It Takes a Village to Raise a Child
Recently I got an email from a parent who's child was not talking as quickly as his older brother had talked at this age. She was frustrated because when she asks her toddler a question, he often looks to his older sibling to answer for him. This is not an uncommon occurence. Children in the same family often learn speech at different rates. Although we don't always know the reason for speech delays, birth order often plays a role in speech development.
Younger siblings naturally look up to their older siblings. As the youngest of four, I always wanted to be like my big sisters, whether they were doing the right thing or not. If they said, "The sky is purple!" I believed it. I often took their advice over my parents.

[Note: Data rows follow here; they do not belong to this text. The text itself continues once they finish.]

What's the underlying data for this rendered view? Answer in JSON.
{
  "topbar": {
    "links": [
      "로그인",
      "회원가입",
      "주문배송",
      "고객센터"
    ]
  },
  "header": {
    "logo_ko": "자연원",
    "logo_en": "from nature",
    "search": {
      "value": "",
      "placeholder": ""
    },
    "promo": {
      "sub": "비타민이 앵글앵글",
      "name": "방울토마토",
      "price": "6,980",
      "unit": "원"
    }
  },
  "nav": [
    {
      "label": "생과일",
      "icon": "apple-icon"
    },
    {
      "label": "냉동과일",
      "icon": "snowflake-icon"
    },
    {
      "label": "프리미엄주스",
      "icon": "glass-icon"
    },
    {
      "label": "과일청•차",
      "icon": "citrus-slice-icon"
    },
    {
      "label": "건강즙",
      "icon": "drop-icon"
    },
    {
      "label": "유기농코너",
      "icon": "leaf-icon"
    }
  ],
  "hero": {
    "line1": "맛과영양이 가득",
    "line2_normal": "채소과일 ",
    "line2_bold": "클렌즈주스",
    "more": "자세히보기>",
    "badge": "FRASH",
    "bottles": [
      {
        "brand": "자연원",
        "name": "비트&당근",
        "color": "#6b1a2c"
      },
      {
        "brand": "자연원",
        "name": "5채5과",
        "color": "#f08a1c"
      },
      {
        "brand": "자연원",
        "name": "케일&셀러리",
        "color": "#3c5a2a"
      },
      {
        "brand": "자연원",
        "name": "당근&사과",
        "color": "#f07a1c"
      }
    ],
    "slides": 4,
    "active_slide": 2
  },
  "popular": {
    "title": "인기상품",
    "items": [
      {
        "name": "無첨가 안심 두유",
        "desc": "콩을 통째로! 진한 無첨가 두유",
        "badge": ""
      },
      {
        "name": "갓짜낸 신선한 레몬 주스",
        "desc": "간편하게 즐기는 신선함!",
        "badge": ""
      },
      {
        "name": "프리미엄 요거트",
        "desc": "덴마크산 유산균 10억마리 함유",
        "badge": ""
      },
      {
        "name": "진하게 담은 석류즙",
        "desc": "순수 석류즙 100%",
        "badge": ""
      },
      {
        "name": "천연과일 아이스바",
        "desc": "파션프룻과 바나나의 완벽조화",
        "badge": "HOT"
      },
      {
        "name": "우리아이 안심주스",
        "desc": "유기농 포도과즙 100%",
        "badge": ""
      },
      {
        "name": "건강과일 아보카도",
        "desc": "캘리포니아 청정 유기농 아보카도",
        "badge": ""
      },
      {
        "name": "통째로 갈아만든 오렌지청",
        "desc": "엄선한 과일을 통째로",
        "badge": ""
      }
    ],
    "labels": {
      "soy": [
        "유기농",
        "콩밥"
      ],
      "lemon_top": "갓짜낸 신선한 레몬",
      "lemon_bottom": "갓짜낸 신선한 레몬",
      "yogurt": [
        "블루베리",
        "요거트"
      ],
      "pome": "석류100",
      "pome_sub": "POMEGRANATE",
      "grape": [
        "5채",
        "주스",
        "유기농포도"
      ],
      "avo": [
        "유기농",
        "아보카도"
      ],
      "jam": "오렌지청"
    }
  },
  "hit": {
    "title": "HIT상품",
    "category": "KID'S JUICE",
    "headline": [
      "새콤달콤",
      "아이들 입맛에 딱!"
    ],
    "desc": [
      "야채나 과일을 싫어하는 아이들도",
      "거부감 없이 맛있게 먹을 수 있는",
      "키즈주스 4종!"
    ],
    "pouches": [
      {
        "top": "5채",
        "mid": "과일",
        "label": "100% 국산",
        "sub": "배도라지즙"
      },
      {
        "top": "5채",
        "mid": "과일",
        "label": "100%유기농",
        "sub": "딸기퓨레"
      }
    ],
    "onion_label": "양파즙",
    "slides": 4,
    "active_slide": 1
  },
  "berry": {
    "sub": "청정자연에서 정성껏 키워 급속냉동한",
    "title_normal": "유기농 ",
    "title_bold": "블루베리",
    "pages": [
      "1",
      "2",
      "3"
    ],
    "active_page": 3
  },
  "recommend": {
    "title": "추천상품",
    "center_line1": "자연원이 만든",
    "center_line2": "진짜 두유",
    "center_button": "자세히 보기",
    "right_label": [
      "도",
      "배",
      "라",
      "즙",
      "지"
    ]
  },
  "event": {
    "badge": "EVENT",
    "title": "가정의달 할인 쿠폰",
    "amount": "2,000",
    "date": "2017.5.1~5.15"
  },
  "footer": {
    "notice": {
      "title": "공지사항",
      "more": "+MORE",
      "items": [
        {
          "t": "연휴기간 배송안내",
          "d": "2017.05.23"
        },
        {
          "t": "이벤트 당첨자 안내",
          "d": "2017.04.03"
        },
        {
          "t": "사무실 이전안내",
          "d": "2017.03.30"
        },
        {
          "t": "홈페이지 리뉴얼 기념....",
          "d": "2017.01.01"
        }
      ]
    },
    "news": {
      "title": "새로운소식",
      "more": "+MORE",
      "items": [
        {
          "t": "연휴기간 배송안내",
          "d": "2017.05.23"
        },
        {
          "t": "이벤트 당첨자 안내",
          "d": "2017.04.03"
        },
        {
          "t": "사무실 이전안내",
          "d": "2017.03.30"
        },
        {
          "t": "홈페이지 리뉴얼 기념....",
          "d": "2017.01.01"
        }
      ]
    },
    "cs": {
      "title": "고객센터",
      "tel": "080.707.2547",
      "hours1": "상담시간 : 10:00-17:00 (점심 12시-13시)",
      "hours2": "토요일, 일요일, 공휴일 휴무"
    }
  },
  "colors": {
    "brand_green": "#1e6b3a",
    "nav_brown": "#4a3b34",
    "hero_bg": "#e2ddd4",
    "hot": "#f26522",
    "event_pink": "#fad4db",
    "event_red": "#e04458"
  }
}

If this sounds similar to your family, then think about involving the siblings in helping your child talk. Use the siblings to model correct speech or help introduce new signs.
However, there needs to be clear boundaries for the siblings.
If you are doing a speech activity, the older siblings can not talk for your child. During a speech activity, is a great opportunity to make use of siblings' help. Let both of your children play the game or do the activity. Your older child will probably enjoy being the teacher. You can use a prop, such as a toy microphone or "talking turtle" puppet, as a fun way to let your child know when it is his or her turn to talk. If the older sibling answers for his younger sibling, simply say, "Oops! Ashton has the microphone now. It's his turn to talk."
If your child is requesting a want or need, the older siblings can not do the talking. Here's a scenario. Caleb wants wants a ball that is out of reach. When he points to it, his sister Emily says, "Mom, he wants a ball!" You can simply answer, "It's Caleb's turn to talk...Caleb, if you want the ball, say (or sign), 'ball'." If he refuses to try, then you don't give him the ball.
So, if your child is naturally looking up to his or her sibling, don't see it as a nuisance, see it as a tool.